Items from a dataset
--- START ---

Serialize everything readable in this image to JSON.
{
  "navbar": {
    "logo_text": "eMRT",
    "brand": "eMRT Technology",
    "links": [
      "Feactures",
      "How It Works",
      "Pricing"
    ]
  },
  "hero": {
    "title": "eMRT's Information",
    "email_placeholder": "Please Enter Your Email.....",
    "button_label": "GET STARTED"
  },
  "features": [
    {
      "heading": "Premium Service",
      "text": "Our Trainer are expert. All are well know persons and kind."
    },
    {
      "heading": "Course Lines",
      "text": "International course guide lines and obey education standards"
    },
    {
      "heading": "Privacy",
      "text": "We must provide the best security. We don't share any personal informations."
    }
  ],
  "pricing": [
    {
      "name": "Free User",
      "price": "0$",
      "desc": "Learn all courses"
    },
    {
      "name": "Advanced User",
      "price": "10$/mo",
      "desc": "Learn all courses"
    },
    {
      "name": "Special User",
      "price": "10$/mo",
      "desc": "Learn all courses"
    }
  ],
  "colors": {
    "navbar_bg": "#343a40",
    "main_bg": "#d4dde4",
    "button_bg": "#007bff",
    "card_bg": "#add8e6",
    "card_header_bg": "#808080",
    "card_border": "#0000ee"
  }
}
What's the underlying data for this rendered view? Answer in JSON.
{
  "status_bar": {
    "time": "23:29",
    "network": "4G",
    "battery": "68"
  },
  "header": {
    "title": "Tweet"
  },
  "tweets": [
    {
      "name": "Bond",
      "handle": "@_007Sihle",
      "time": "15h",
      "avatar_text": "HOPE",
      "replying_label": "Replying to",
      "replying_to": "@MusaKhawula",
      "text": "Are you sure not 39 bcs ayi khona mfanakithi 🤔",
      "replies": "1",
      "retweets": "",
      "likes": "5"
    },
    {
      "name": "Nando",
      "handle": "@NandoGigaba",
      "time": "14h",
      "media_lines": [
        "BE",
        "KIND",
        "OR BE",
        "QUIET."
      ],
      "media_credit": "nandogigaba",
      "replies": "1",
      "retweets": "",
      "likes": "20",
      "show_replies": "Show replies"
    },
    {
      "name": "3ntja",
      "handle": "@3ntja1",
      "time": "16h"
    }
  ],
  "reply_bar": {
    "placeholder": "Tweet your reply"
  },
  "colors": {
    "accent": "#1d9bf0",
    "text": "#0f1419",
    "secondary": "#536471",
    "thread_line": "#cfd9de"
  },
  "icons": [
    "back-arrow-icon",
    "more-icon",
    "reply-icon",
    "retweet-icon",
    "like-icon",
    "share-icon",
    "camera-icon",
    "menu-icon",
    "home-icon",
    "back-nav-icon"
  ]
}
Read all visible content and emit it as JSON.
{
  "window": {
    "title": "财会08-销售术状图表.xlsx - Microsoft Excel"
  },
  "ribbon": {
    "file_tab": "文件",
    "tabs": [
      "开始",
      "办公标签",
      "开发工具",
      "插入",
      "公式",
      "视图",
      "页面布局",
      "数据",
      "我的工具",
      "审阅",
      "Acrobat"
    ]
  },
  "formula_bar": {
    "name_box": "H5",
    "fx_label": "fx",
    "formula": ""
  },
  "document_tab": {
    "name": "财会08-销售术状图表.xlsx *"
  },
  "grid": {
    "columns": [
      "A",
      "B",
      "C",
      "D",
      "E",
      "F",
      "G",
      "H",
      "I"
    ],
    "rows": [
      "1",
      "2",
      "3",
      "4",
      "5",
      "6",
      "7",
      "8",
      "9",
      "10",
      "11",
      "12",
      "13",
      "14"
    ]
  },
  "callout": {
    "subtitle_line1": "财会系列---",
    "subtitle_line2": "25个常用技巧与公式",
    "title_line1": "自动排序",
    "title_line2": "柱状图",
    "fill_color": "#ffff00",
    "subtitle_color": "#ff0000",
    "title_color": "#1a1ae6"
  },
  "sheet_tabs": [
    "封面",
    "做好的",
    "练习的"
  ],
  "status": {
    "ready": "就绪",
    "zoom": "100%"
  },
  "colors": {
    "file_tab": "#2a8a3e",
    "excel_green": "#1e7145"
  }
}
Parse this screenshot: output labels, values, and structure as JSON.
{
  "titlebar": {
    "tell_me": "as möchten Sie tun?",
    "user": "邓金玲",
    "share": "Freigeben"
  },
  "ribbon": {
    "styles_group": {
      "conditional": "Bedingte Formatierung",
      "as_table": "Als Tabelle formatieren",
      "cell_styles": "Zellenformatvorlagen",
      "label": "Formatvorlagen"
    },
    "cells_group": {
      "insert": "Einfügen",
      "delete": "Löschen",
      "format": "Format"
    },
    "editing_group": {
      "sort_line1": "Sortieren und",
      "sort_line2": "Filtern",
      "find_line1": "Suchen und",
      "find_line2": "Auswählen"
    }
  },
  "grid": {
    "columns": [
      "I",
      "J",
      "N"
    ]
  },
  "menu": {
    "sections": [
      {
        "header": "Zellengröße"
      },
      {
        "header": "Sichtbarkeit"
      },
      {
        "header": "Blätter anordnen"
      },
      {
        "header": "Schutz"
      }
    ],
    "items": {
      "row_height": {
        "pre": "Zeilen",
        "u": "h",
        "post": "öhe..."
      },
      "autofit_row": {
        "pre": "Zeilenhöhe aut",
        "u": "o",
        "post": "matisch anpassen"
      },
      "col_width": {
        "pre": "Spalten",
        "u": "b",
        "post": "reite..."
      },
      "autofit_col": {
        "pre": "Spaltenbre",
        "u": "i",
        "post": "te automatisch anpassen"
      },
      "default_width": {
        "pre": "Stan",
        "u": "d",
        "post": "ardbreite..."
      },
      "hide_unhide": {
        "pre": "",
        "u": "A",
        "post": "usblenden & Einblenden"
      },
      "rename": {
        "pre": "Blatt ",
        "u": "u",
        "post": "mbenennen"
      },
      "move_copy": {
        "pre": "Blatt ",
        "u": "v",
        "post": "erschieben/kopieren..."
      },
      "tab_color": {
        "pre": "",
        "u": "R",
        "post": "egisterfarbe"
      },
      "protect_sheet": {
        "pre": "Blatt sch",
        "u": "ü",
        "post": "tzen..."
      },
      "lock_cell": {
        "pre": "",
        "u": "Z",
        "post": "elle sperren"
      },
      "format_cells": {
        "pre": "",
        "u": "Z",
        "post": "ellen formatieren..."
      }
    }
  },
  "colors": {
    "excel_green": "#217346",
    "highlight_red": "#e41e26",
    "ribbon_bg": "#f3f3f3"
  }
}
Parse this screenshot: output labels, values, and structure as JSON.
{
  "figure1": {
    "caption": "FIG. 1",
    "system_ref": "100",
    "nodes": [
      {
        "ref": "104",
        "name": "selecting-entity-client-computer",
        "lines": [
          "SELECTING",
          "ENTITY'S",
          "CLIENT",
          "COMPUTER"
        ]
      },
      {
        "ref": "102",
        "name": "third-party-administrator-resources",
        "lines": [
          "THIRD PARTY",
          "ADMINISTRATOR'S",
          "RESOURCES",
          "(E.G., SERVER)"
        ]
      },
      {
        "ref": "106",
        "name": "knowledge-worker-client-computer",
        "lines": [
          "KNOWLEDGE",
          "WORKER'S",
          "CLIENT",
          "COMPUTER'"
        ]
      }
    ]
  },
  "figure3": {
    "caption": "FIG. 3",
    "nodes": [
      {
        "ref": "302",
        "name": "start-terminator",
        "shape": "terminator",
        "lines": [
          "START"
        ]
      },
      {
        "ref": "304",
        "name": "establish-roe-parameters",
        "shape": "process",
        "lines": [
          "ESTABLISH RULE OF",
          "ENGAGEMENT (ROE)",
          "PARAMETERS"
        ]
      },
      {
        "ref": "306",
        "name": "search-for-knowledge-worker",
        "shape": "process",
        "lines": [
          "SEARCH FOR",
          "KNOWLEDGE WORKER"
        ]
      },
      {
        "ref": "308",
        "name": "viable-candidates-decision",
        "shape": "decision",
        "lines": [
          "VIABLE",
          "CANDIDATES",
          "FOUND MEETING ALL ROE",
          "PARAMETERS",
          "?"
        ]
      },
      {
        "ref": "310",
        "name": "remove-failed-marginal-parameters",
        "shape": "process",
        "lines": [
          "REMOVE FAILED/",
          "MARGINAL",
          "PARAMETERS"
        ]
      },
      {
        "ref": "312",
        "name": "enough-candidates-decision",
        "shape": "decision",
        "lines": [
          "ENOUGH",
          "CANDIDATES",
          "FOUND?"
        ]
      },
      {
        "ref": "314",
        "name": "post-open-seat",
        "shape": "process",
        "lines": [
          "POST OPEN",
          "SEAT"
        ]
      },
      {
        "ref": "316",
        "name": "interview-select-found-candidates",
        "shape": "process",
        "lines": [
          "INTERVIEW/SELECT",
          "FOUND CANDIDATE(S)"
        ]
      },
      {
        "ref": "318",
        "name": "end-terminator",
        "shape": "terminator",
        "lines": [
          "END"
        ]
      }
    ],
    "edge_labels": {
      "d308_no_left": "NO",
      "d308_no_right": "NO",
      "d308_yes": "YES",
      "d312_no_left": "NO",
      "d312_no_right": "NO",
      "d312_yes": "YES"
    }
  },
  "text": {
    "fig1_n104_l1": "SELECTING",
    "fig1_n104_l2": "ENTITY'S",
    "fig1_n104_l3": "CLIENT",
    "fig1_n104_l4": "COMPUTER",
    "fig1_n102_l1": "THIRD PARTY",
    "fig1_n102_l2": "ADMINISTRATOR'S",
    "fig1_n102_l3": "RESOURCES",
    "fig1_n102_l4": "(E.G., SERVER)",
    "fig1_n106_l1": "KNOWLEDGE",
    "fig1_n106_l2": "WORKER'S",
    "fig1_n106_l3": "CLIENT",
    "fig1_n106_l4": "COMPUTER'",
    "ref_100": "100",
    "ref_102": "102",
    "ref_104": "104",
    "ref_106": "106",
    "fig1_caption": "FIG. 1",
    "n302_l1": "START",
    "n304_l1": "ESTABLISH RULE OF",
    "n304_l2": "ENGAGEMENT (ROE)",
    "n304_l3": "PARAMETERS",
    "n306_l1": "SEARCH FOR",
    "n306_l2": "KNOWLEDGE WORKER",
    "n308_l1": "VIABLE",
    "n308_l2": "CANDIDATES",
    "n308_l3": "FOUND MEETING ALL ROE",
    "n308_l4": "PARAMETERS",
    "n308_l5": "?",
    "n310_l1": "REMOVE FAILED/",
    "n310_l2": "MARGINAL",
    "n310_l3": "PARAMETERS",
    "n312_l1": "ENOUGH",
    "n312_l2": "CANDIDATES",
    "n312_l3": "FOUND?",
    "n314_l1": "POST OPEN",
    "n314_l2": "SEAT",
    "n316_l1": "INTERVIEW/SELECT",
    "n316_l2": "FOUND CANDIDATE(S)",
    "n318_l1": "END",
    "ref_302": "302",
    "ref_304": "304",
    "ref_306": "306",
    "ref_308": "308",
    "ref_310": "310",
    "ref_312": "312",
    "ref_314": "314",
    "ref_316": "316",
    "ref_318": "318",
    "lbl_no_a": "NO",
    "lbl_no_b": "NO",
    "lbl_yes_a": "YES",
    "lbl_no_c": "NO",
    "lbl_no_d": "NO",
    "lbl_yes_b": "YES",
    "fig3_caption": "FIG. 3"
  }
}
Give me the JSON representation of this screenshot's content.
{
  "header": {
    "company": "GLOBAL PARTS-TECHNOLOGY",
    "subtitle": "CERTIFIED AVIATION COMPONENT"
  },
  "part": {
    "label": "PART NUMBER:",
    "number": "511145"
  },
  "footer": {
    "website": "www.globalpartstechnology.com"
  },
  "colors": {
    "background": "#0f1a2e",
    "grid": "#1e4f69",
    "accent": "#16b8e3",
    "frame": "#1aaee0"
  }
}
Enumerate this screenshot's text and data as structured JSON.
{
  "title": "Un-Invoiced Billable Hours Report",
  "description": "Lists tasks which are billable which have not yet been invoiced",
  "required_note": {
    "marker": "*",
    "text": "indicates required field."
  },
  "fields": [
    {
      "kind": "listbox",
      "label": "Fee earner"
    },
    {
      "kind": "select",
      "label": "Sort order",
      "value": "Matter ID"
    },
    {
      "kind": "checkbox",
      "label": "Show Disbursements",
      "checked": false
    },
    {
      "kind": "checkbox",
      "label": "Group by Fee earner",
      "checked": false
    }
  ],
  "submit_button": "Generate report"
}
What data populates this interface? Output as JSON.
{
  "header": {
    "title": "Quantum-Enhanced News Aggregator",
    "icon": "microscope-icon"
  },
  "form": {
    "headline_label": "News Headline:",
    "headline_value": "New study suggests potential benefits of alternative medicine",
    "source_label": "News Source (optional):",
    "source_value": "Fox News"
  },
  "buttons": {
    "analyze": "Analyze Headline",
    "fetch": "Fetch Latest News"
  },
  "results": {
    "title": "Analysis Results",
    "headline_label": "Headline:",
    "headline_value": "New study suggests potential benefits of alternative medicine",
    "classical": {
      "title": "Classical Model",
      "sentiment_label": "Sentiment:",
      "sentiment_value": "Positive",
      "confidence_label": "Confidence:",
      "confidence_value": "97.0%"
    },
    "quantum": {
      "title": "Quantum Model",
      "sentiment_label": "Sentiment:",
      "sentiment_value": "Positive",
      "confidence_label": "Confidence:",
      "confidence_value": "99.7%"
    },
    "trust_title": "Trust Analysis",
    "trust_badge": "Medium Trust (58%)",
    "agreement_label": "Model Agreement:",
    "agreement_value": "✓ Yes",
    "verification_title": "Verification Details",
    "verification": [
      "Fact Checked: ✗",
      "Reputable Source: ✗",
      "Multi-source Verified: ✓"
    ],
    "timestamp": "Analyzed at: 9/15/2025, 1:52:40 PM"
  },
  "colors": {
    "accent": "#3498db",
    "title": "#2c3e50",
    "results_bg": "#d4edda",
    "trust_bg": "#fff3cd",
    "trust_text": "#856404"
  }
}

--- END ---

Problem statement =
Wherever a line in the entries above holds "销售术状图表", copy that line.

Exercise answer =
    "title": "财会08-销售术状图表.xlsx - Microsoft Excel"
    "name": "财会08-销售术状图表.xlsx *"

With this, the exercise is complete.